And you know the most amazing part? I have never been happier! I never realized how heavy meat feels in your gut! You know that stuffed, bloated feeling you get after eating? How many times have you said, 'Oh man I shouldn't have eaten that!' Well although it is still possible to stuff yourself as a vegetarian (trust me!), I don't find myself having that heavy, rock in the gut feeling anymore, and I love that. There's also this kind of rich fatty texture to meat that just makes me want to eat more and more, I think that is another reason I don't overeat like I used to with meat. And I now get tons of fiber! Before I had to struggle to eat enough fiber and take fiber supplements etc. Now I scoff at fiber supplements! I'm sure all the vitamins and everything else is good too. There is also a feeling of accomplishment doing something that I never thought I could do, and it has given me the strength to do other beneficial things that I didn't think was possible.

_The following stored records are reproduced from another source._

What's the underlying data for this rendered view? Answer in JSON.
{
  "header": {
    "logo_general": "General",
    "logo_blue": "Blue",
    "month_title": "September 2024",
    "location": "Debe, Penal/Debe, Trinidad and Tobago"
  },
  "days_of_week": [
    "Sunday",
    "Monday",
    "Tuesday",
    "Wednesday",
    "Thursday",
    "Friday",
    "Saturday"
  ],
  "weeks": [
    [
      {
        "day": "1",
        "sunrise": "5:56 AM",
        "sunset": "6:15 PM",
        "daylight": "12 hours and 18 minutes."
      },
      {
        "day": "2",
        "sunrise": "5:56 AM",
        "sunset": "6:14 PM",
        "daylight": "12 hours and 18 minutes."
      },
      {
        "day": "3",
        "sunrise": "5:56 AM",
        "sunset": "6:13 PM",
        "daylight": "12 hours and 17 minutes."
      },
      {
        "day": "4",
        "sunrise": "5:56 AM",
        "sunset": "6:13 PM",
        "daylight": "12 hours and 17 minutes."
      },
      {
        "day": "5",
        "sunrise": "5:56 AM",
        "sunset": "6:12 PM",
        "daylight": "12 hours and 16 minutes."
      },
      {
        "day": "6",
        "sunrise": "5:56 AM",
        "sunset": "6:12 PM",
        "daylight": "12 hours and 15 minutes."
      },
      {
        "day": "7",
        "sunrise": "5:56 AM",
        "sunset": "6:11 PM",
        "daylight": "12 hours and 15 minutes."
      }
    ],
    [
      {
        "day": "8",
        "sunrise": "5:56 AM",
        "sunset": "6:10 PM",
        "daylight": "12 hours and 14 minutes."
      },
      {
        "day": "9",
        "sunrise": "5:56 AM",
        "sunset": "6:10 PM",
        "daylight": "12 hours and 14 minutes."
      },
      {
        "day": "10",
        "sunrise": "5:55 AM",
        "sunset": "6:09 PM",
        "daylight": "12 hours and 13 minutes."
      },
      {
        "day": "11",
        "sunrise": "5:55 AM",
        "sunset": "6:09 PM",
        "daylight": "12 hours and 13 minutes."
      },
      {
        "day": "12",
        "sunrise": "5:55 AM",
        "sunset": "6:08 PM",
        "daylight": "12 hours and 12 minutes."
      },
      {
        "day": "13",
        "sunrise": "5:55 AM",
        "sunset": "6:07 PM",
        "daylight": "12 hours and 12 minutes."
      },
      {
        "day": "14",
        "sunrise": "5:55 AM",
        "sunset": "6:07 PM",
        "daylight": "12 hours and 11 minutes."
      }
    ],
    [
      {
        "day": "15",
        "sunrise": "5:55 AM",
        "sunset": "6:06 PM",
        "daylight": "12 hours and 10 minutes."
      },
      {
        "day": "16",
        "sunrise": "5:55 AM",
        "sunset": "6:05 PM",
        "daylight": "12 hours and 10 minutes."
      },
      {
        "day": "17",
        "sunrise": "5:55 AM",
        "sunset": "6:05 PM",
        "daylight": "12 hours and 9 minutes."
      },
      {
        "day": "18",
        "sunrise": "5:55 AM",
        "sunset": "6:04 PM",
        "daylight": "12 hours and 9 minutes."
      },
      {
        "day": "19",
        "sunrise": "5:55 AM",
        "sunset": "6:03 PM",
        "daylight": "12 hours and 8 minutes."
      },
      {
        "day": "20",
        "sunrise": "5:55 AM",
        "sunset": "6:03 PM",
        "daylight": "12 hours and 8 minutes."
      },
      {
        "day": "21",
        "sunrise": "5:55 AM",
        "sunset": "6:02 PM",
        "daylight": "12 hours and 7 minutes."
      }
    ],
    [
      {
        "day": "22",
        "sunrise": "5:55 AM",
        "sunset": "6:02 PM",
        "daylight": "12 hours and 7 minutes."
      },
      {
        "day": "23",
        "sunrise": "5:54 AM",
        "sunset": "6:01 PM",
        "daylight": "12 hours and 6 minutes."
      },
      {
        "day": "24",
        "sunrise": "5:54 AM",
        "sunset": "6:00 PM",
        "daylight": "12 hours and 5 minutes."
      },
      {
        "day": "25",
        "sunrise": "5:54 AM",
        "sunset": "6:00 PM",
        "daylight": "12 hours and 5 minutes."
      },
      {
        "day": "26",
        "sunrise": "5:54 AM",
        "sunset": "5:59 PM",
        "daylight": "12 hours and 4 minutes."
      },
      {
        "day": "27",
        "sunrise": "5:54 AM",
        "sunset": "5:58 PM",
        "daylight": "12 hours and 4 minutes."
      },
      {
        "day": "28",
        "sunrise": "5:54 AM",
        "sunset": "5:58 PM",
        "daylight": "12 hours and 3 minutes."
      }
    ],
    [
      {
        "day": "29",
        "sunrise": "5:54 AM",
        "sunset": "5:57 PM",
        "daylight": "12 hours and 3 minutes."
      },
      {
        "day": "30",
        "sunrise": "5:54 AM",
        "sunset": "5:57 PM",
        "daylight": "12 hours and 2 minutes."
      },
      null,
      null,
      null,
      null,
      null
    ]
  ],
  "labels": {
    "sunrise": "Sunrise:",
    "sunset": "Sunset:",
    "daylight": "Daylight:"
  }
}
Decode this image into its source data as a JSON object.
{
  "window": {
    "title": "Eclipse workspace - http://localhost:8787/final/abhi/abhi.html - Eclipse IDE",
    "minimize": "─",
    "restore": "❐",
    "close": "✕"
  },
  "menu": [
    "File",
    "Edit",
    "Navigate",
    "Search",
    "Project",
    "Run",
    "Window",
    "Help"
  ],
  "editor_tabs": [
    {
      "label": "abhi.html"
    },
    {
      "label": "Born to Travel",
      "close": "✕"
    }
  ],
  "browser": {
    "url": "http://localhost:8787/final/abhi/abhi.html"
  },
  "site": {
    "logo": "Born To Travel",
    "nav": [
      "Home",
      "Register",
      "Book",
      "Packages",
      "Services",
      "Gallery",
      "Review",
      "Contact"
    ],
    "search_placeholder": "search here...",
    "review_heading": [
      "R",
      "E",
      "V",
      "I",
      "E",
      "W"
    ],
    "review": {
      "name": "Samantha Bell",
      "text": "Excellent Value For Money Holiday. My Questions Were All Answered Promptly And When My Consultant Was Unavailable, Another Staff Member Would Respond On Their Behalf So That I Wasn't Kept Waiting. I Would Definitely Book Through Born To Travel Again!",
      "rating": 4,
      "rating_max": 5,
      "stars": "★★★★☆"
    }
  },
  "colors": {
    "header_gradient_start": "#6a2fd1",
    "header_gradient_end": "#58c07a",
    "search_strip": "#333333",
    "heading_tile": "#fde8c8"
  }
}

But the most important thing is my spiritual path. Now every time I eat I feel like I'm praying, I also get to call myself a Dharmi (with no 'buts' involved!), and I can take initiation as one of Acharyaji's students. So for all those people that say there is no way they could ever be vegetarian, I would urge patience. Don't try to force it, and don't let it scare you away from the eternal truth present in Dharma. Just be patient with yourself and continue to learn and grow with your mediation practice. When it is time, it will just happen.
So in the end Dharma was a natural evolution for me. If you are a spiritual seeker, and your goal is to find a personal and tangible relationship with the creater of all existence, then Dharma is for you. It's my relationship with God that has changed the most, and the key to that is meditation. Until I started meditating I rarely felt the presence of God in my heart. Now I can feel Him all the time, and when I start to lose that feeling I simply have to take a few moments, let the overwhelming clamor of my senses fade, let go of all the neverending thought processes my ego loves to string together, and bring my awareness back to my center in meditation. He is always there waiting for me. I feel His love guiding me and protecting me at all times, and for that I would do anything.
'The wise is one who searches for God,
the successful is one who finds Him.'
Sri Dharma Pravartaka Acharyaji